Wednesday (August 13, 2008), the Census Bureau confirmed that by 2042 - 8 years earlier than previously thought - the United States will no longer have a racial majority, that white Americans will no longer be the majority.
Here’s the new data calculated for 2050:
Whites - 46%
Blacks - 15%
Hispanics - 30%
Asians - 9%
But does any of this really matter? Is race a 21st century issue?
When pollsters say the majority of Americans will vote for Barack Obama or John McCain, the major finding in every poll – no matter who’s conducted the survey – is the generational divide. Each survey suggests that the majority of young people prefer Obama to McCain, and many say young adults (18-32) will vote for Obama because they don’t have a problem supporting a Black presidential candidate.
In fact, a few weeks ago in a Newsweek article titled, The End of the South, Christopher Dickey exposed how Southerners feel about Obama’s skin color. He highlighted middle aged and old Southerners “Southern Discomfort,” and white youngsters willing to break with family traditions and support Barack Obama.
White young voters probably don’t see race as a 21st century. At the same time, young voters are rebellious sponges. They’re easily adaptable and love to go against the grain; they’re the, “open-minded” type. And why not? Some white middle class young adults’ list of worries probably matches Lucas Scott’s life crisis on One Tree Hill or Meredith Gray’s on Gray’s Anatomy, two of my favorite TV shows.
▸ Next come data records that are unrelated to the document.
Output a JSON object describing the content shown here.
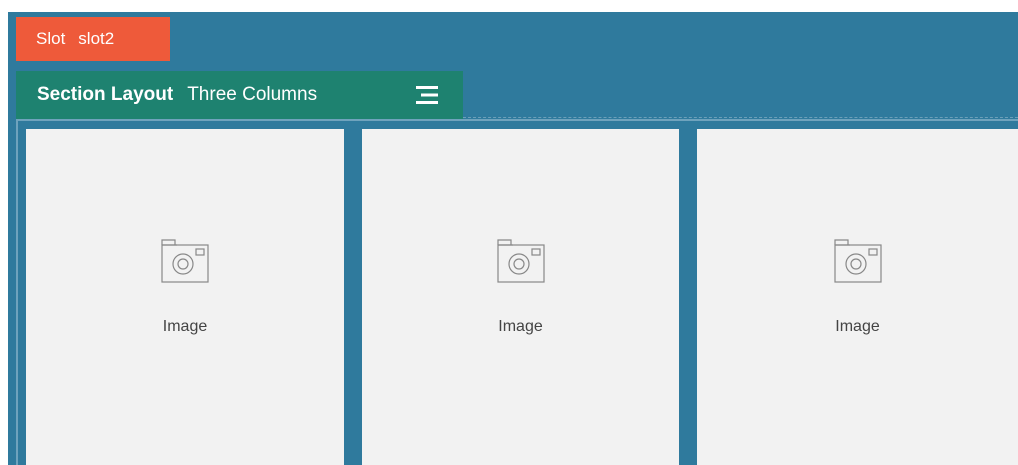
{
  "slot": {
    "label": "Slot",
    "name": "slot2"
  },
  "section": {
    "label": "Section Layout",
    "value": "Three Columns",
    "menu_icon": "hamburger-menu-icon"
  },
  "columns": [
    {
      "label": "Image",
      "icon": "camera-icon"
    },
    {
      "label": "Image",
      "icon": "camera-icon"
    },
    {
      "label": "Image",
      "icon": "camera-icon"
    }
  ],
  "colors": {
    "slot_tab": "#ee5a3a",
    "slot_background": "#2f7a9d",
    "section_bar": "#1e8270",
    "column_background": "#f2f2f2"
  }
}
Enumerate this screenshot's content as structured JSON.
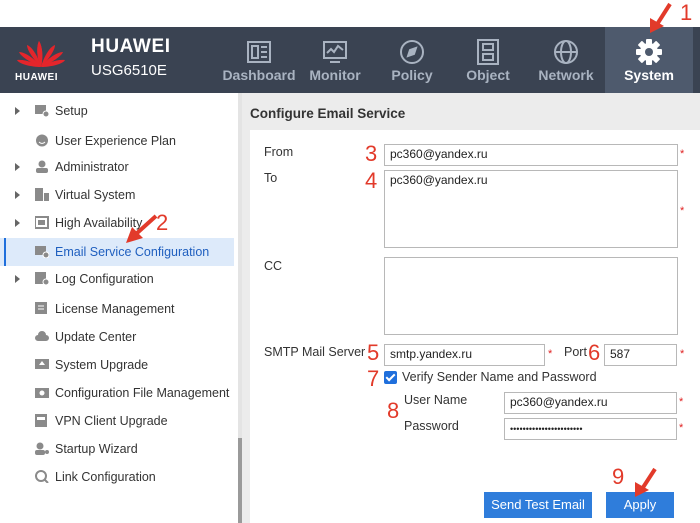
{
  "brand": {
    "logo_text": "HUAWEI",
    "name": "HUAWEI",
    "model": "USG6510E"
  },
  "nav": [
    {
      "label": "Dashboard",
      "icon": "dashboard-icon"
    },
    {
      "label": "Monitor",
      "icon": "monitor-icon"
    },
    {
      "label": "Policy",
      "icon": "compass-icon"
    },
    {
      "label": "Object",
      "icon": "object-icon"
    },
    {
      "label": "Network",
      "icon": "globe-icon"
    },
    {
      "label": "System",
      "icon": "gear-icon",
      "active": true
    }
  ],
  "sidebar": {
    "items": [
      {
        "label": "Setup",
        "expandable": true,
        "icon": "setup-icon"
      },
      {
        "label": "User Experience Plan",
        "expandable": false,
        "icon": "smiley-icon"
      },
      {
        "label": "Administrator",
        "expandable": true,
        "icon": "user-icon"
      },
      {
        "label": "Virtual System",
        "expandable": true,
        "icon": "virtual-system-icon"
      },
      {
        "label": "High Availability",
        "expandable": true,
        "icon": "ha-icon"
      },
      {
        "label": "Email Service Configuration",
        "expandable": false,
        "icon": "email-gear-icon",
        "selected": true
      },
      {
        "label": "Log Configuration",
        "expandable": true,
        "icon": "log-icon"
      },
      {
        "label": "License Management",
        "expandable": false,
        "icon": "license-icon"
      },
      {
        "label": "Update Center",
        "expandable": false,
        "icon": "cloud-icon"
      },
      {
        "label": "System Upgrade",
        "expandable": false,
        "icon": "upgrade-icon"
      },
      {
        "label": "Configuration File Management",
        "expandable": false,
        "icon": "config-file-icon"
      },
      {
        "label": "VPN Client Upgrade",
        "expandable": false,
        "icon": "vpn-icon"
      },
      {
        "label": "Startup Wizard",
        "expandable": false,
        "icon": "wizard-icon"
      },
      {
        "label": "Link Configuration",
        "expandable": false,
        "icon": "link-icon"
      }
    ]
  },
  "form": {
    "title": "Configure Email Service",
    "from_label": "From",
    "from_value": "pc360@yandex.ru",
    "to_label": "To",
    "to_value": "pc360@yandex.ru",
    "cc_label": "CC",
    "cc_value": "",
    "smtp_label": "SMTP Mail Server",
    "smtp_value": "smtp.yandex.ru",
    "port_label": "Port",
    "port_value": "587",
    "verify_label": "Verify Sender Name and Password",
    "verify_checked": true,
    "username_label": "User Name",
    "username_value": "pc360@yandex.ru",
    "password_label": "Password",
    "password_value": "•••••••••••••••••••••••",
    "required_mark": "*"
  },
  "buttons": {
    "send_test": "Send Test Email",
    "apply": "Apply"
  },
  "annotations": [
    "1",
    "2",
    "3",
    "4",
    "5",
    "6",
    "7",
    "8",
    "9"
  ],
  "colors": {
    "header_bg": "#3a4352",
    "active_nav": "#4e5a6d",
    "accent": "#2f7ddb",
    "annotation": "#e23a2a",
    "selected_bg": "#ddeafa"
  }
}
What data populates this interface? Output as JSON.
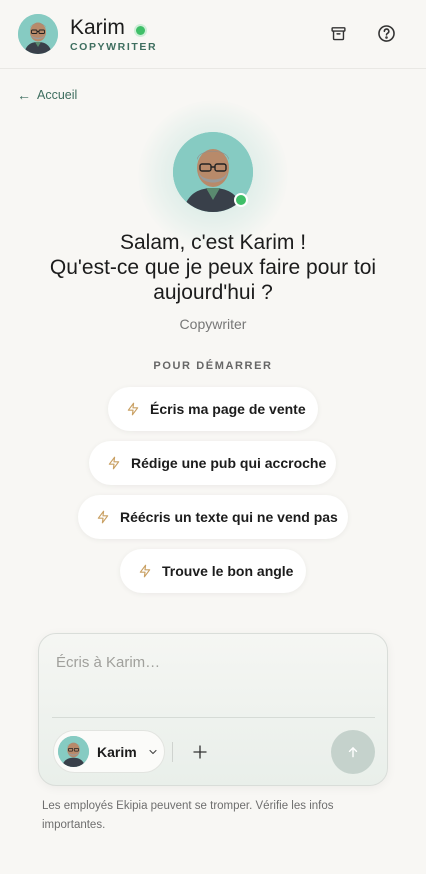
{
  "header": {
    "name": "Karim",
    "role": "COPYWRITER",
    "archive_icon": "archive-box-icon",
    "help_icon": "question-circle-icon",
    "online_color": "#3fbf68"
  },
  "nav": {
    "back_label": "Accueil",
    "back_icon": "arrow-left-icon"
  },
  "hero": {
    "greeting_line1": "Salam, c'est Karim !",
    "greeting_line2": "Qu'est-ce que je peux faire pour toi",
    "greeting_line3": "aujourd'hui ?",
    "subtitle": "Copywriter"
  },
  "suggestions": {
    "section_label": "POUR DÉMARRER",
    "icon": "lightning-bolt-icon",
    "items": [
      {
        "label": "Écris ma page de vente"
      },
      {
        "label": "Rédige une pub qui accroche"
      },
      {
        "label": "Réécris un texte qui ne vend pas"
      },
      {
        "label": "Trouve le bon angle"
      }
    ]
  },
  "composer": {
    "placeholder": "Écris à Karim…",
    "agent_label": "Karim",
    "add_icon": "plus-icon",
    "send_icon": "arrow-up-icon"
  },
  "footer": {
    "disclaimer": "Les employés Ekipia peuvent se tromper. Vérifie les infos importantes."
  },
  "colors": {
    "accent": "#3e6e5f",
    "background": "#f8f7f4",
    "bolt": "#c9a063"
  }
}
But as life piles on and we approach 2042, so does the list of worries. Moments to reflect on the world are scare and new political beliefs sometimes vanish. The optimistic and “open minded” feeling of youth can disappear and be replaced with your mom and dad’s political sway.
OR, young adults may continue to see the world outside of themselves.
Who knows. Maybe the new Census Bureau (CB) data means nothing. Maybe its irrelevant and only causes more harm than good. In fact, some who disagree with the new data say the categories the CB uses for people to label themselves white, Hispanic, Asian, or African American are skewed.
Either way, it’s an interesting topic. What do you think? Will racism increase? Are you Black, White, Hispanic or Latino/a, and or Asian? How do you label yourself?
Don’t wait, vote today! The poll closes this Friday, August 22nd.
Don’t worry, it’s completely anonymous, so no one will know your answer.
All you have to do is choose one of the answers on the upper right hand side of your computer screen.
*Image gratefully borrowed from iwishiwashannah’s photostream.